# YOUR INSTRUCTIONS
Exact reproduction of every record is required, and pictures are to be excluded.
*** Opening of DATASET RECORDS ***
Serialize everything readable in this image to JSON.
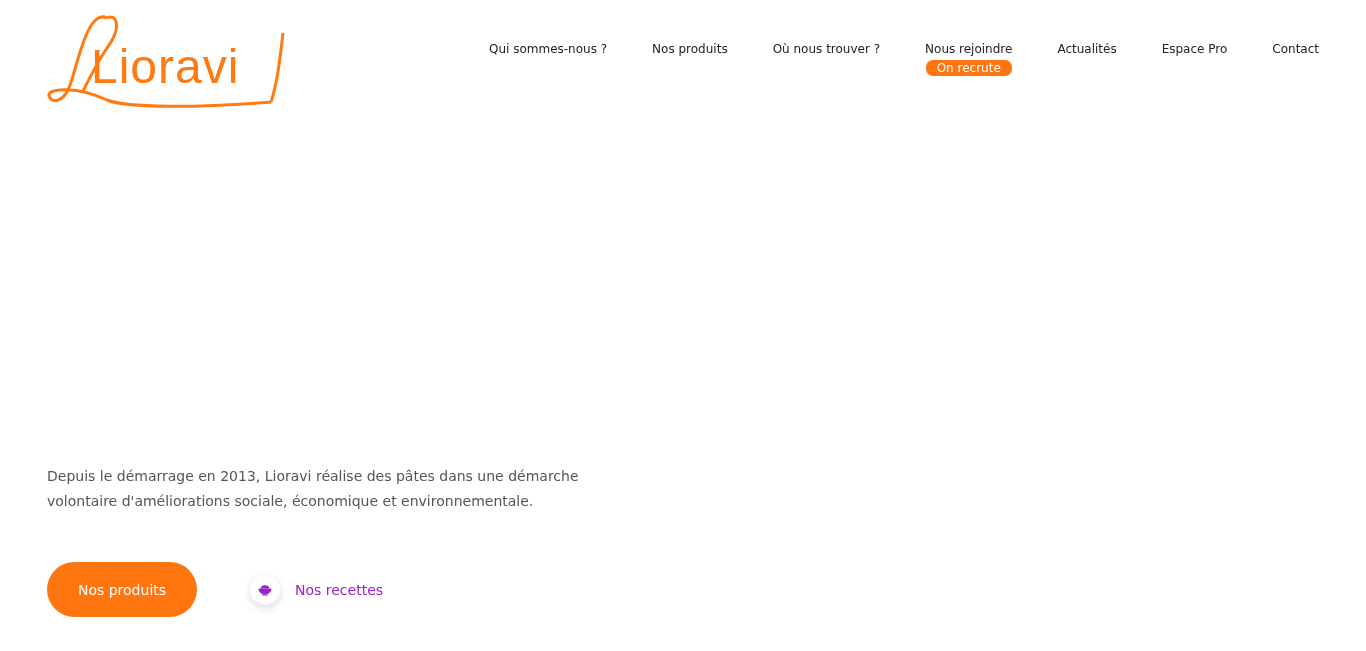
{
  "logo": {
    "text": "Lioravi"
  },
  "nav": [
    {
      "label": "Qui sommes-nous ?"
    },
    {
      "label": "Nos produits"
    },
    {
      "label": "Où nous trouver ?"
    },
    {
      "label": "Nous rejoindre",
      "badge": "On recrute"
    },
    {
      "label": "Actualités"
    },
    {
      "label": "Espace Pro"
    },
    {
      "label": "Contact"
    }
  ],
  "hero": {
    "text": "Depuis le démarrage en 2013, Lioravi réalise des pâtes dans une démarche volontaire d'améliorations sociale, économique et environnementale.",
    "primary_button": "Nos produits",
    "secondary_link": "Nos recettes"
  }
}
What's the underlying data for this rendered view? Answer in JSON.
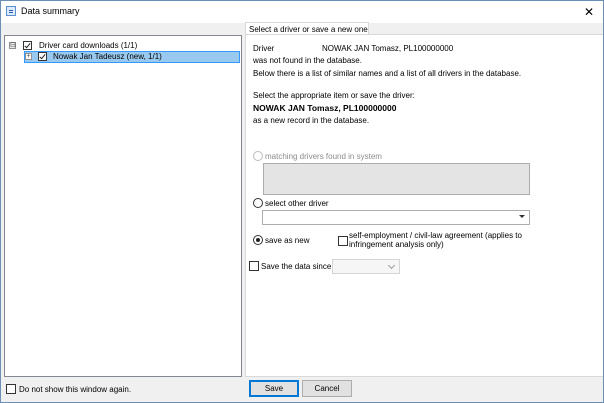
{
  "window": {
    "title": "Data summary",
    "close_glyph": "✕"
  },
  "tree": {
    "root": {
      "label": "Driver card downloads (1/1)",
      "expander": "⊟",
      "checked": true
    },
    "child": {
      "label": "Nowak Jan Tadeusz  (new, 1/1)",
      "expander": "+",
      "checked": true,
      "selected": true
    }
  },
  "tab": {
    "label": "Select a driver or save a new one"
  },
  "driver_info": {
    "driver_label": "Driver",
    "driver_name": "NOWAK JAN Tomasz, PL100000000",
    "not_found": "was not found in the database.",
    "below_text": "Below there is a list of similar names and a list of all drivers in the database.",
    "select_prompt": "Select the appropriate item or save the driver:",
    "bold_name": "NOWAK JAN Tomasz, PL100000000",
    "as_new": "as a new record in the database."
  },
  "options": {
    "matching_label": "matching drivers found in system",
    "other_label": "select other driver",
    "other_value": "",
    "save_new_label": "save as new",
    "selected": "save as new",
    "self_employment_line1": "self-employment / civil-law agreement (applies to",
    "self_employment_line2": "infringement analysis only)",
    "self_employment_checked": false,
    "save_since_label": "Save the data since",
    "save_since_checked": false,
    "save_since_value": ""
  },
  "footer": {
    "dont_show_label": "Do not show this window again.",
    "dont_show_checked": false,
    "save_label": "Save",
    "cancel_label": "Cancel"
  },
  "colors": {
    "selection": "#99c9ef",
    "accent": "#0078d7",
    "disabled_text": "#8c8c8c"
  },
  "icons": {
    "window": "window-icon",
    "close": "close-icon",
    "combo": "chevron-down-icon"
  }
}
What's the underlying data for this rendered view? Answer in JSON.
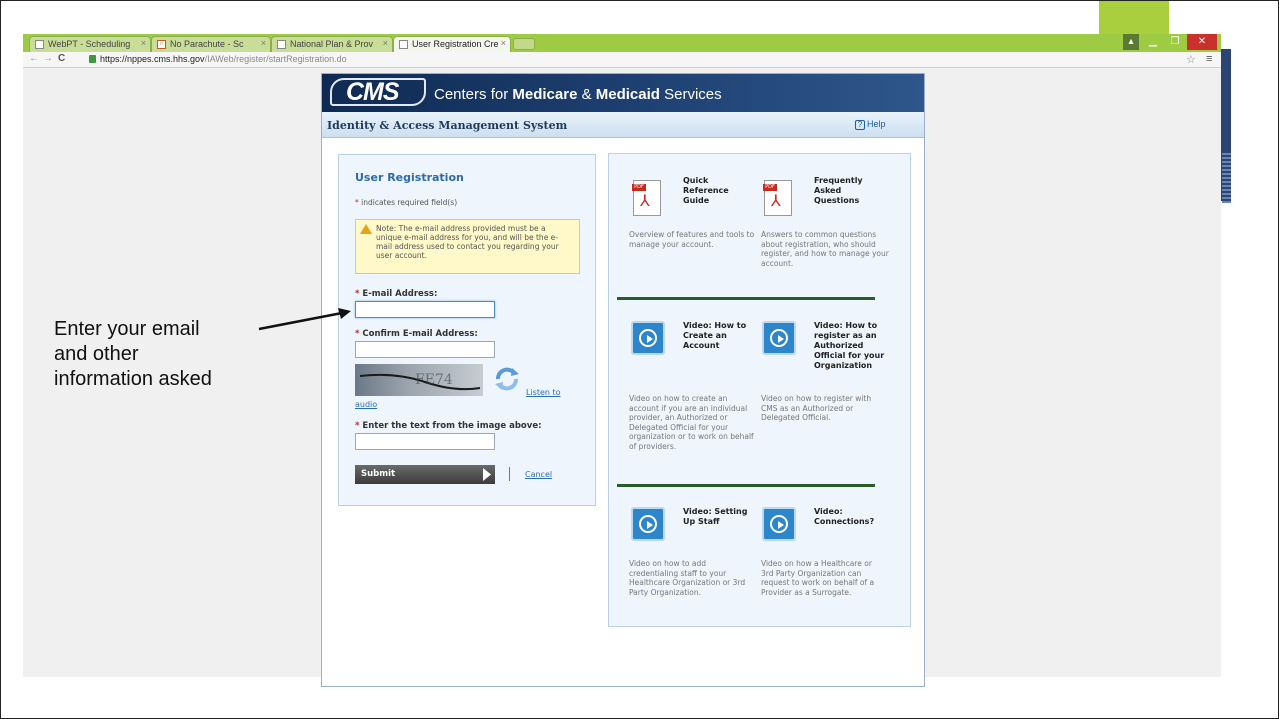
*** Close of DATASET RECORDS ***
# WRITTEN ANSWER
Serialize everything readable in this image to JSON.
{
  "logo": {
    "text": "Lioravi"
  },
  "nav": [
    {
      "label": "Qui sommes-nous ?"
    },
    {
      "label": "Nos produits"
    },
    {
      "label": "Où nous trouver ?"
    },
    {
      "label": "Nous rejoindre",
      "badge": "On recrute"
    },
    {
      "label": "Actualités"
    },
    {
      "label": "Espace Pro"
    },
    {
      "label": "Contact"
    }
  ],
  "hero": {
    "text": "Depuis le démarrage en 2013, Lioravi réalise des pâtes dans une démarche volontaire d'améliorations sociale, économique et environnementale.",
    "primary_button": "Nos produits",
    "secondary_link": "Nos recettes"
  }
}
What's the underlying data for this rendered view? Answer in JSON.
{
  "window": {
    "title": "Data summary",
    "close_glyph": "✕"
  },
  "tree": {
    "root": {
      "label": "Driver card downloads (1/1)",
      "expander": "⊟",
      "checked": true
    },
    "child": {
      "label": "Nowak Jan Tadeusz  (new, 1/1)",
      "expander": "+",
      "checked": true,
      "selected": true
    }
  },
  "tab": {
    "label": "Select a driver or save a new one"
  },
  "driver_info": {
    "driver_label": "Driver",
    "driver_name": "NOWAK JAN Tomasz, PL100000000",
    "not_found": "was not found in the database.",
    "below_text": "Below there is a list of similar names and a list of all drivers in the database.",
    "select_prompt": "Select the appropriate item or save the driver:",
    "bold_name": "NOWAK JAN Tomasz, PL100000000",
    "as_new": "as a new record in the database."
  },
  "options": {
    "matching_label": "matching drivers found in system",
    "other_label": "select other driver",
    "other_value": "",
    "save_new_label": "save as new",
    "selected": "save as new",
    "self_employment_line1": "self-employment / civil-law agreement (applies to",
    "self_employment_line2": "infringement analysis only)",
    "self_employment_checked": false,
    "save_since_label": "Save the data since",
    "save_since_checked": false,
    "save_since_value": ""
  },
  "footer": {
    "dont_show_label": "Do not show this window again.",
    "dont_show_checked": false,
    "save_label": "Save",
    "cancel_label": "Cancel"
  },
  "colors": {
    "selection": "#99c9ef",
    "accent": "#0078d7",
    "disabled_text": "#8c8c8c"
  },
  "icons": {
    "window": "window-icon",
    "close": "close-icon",
    "combo": "chevron-down-icon"
  }
}
What's the underlying data for this rendered view? Answer in JSON.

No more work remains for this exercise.